Good thing I lost this particular manuscript as I’d be on some Govt. hit list. But it was a fascinating record of who did what when. Only Ricky did any time. I believe he’s out now. We lost touch.

Time only ticks forward. Treasure it.


Marko Miladinović©️

Middle of the afternoon it was by chance I saw my friend Blues Man as I was walking by The Bull so I went in and sat beside him. He is old and gets around on a tricycle. I like asking him about music, he is our Ray Charles and has a terrific voice. He frequently sits in with this band and that band. He knows all the hound dog bar musicians and they call upon him occasionally. He’s more talented than most everyone in town, but familiarity breeds contempt, as they say, and has made a ghost of him.

First time we met it was after midnight on a dark alley and as we approached each other I whispered, ‘Wanna smoke?’ And we did.

I took the stool beside Blues Man. To my left was a couple. Tourists. Mr and Mrs Middle America. The female was nearest me with her husband behind her and both of them relaxing near the bar as they waited on someone to take their order. They were thirsty. They were hot.

I was focused on the music, but the woman chose to speak, nosing into my personal space.

‘Your nails could be long and gorgeous.’ As she pointed with her manicured fingers with purple sparkly sharp nails; reptilian horror.

I splayed my hands wide and placed them on the sticky wood bar, as if I was playing octaves on a piano. I stared at my fingernails, cut to the quick, as I like them.

‘Something wrong with my hands?’ I quizzed, warming.

‘Yes dear, I sell this product, you see,’ she continued, ‘It will make your nails grow strong, like mine.’

I leaned in close, I could smell her beer sweat, and lowered my head so only she could hear me, ‘Fuck you and fuck your product,’ Then I sat back, smiled sweetly, ‘Clear?’

Hmmmm! Where’s my check from Florida Tourism?



All this time I thought he was psychic. Turns out he’s a psychopath. Now, I go over everything he ever said to me. I unpack the prisms. And I shudder at the things I’ve done and repeated, instructions from the wacko.

I’ve hurt people I have lashed I have  wounded and I have laughed in their faces as they cried. When I reported my triumphs I was rewarded. And so a cult of two began.

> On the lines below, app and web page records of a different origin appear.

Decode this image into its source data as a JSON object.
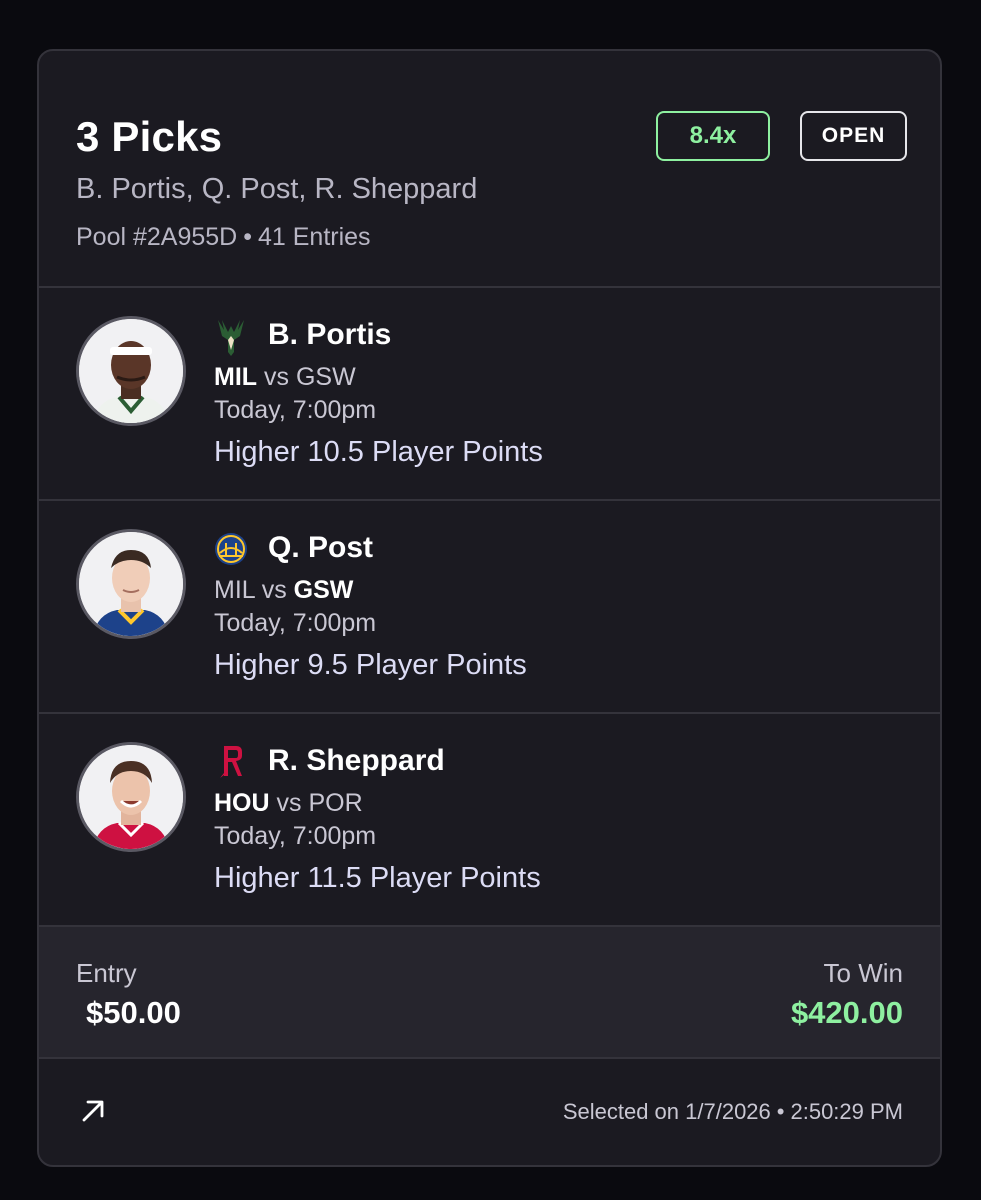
{
  "slip": {
    "title": "3 Picks",
    "players_summary": "B. Portis, Q. Post, R. Sheppard",
    "pool_label": "Pool #2A955D",
    "entries_label": "41 Entries",
    "separator": "•",
    "multiplier": "8.4x",
    "status": "OPEN"
  },
  "picks": [
    {
      "player": "B. Portis",
      "team_logo": "bucks-logo",
      "home": "MIL",
      "vs": "vs",
      "away": "GSW",
      "bold_team": "home",
      "time": "Today, 7:00pm",
      "projection": "Higher 10.5 Player Points",
      "jersey_color": "#eef2ee"
    },
    {
      "player": "Q. Post",
      "team_logo": "warriors-logo",
      "home": "MIL",
      "vs": "vs",
      "away": "GSW",
      "bold_team": "away",
      "time": "Today, 7:00pm",
      "projection": "Higher 9.5 Player Points",
      "jersey_color": "#1d428a"
    },
    {
      "player": "R. Sheppard",
      "team_logo": "rockets-logo",
      "home": "HOU",
      "vs": "vs",
      "away": "POR",
      "bold_team": "home",
      "time": "Today, 7:00pm",
      "projection": "Higher 11.5 Player Points",
      "jersey_color": "#ce1141"
    }
  ],
  "summary": {
    "entry_label": "Entry",
    "entry_value": "$50.00",
    "win_label": "To Win",
    "win_value": "$420.00"
  },
  "footer": {
    "share_icon": "arrow-up-right-icon",
    "selected_prefix": "Selected on 1/7/2026",
    "separator": "•",
    "selected_time": "2:50:29 PM"
  },
  "colors": {
    "background": "#0a0a0f",
    "card": "#1b1a21",
    "accent_green": "#8ef0a0",
    "divider": "#34333b"
  }
}
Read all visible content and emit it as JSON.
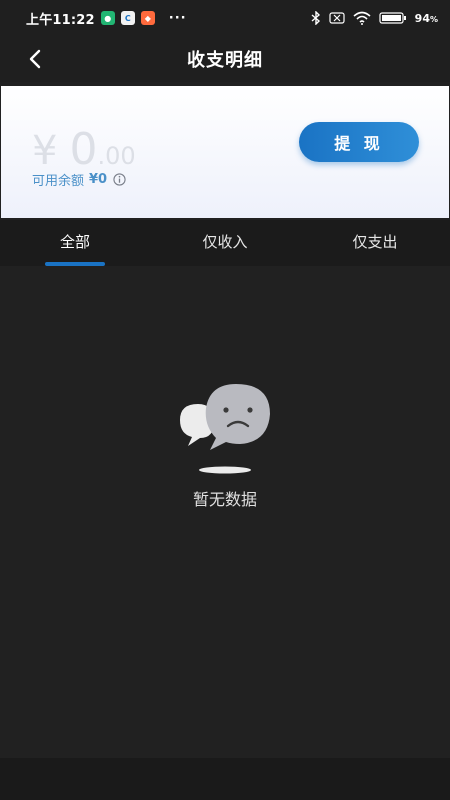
{
  "status_bar": {
    "time": "上午11:22",
    "overflow": "···",
    "battery": "94"
  },
  "nav": {
    "title": "收支明细",
    "back_icon": "chevron-left-icon"
  },
  "balance": {
    "currency": "¥",
    "integer": "0",
    "decimal": ".00",
    "available_label": "可用余额",
    "available_value": "¥0",
    "withdraw_label": "提 现"
  },
  "tabs": [
    {
      "label": "全部",
      "active": true
    },
    {
      "label": "仅收入",
      "active": false
    },
    {
      "label": "仅支出",
      "active": false
    }
  ],
  "empty_state": {
    "text": "暂无数据",
    "icon": "sad-chat-bubble-icon"
  },
  "colors": {
    "accent": "#1a73c4",
    "background": "#212121",
    "card": "#ffffff"
  }
}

I know he is calculating and greedy to a degree rarely seen. He worships objects. Now he is old and he is frail and he can hardly carry the stuff around. He points at things with his cane and orders his housekeeper about. Endlessly set designing. Rearranging. Fresh orchids. Entertainment. Attention. Adulation.

Almost daily friends are dying. Friends kill themselves. The playing field, and the numbers, and the game itself continually changes.

Now when I look back on what I thought was good advice, helpful and getting me somewhere I realize it did. It got me to a point where I am free. I don’t regret letting him use me. He had some enemies he managed to wreak revenge on through me. He used me. But I allowed it.

I always suspected he had evil in him. I overlooked it because it suited me. And I thought if it’s true, still it didn’t affect me. I was wrong. How could it not affect me. Secondhand smoke. Last we spoke I heard the evil in his voice over a matter that had nothing to do with me or him. But I heard the worst of mankind, our proclivity for sadism. I heard it loud as crystal cracking. There’s no going back. 

I was a teenager the first time I encountered evil and it broke my heart. The rest of my life has been a series of meetings with similarly doubtful moments. Little further proofs.

Get away from toxic. Stay in the light.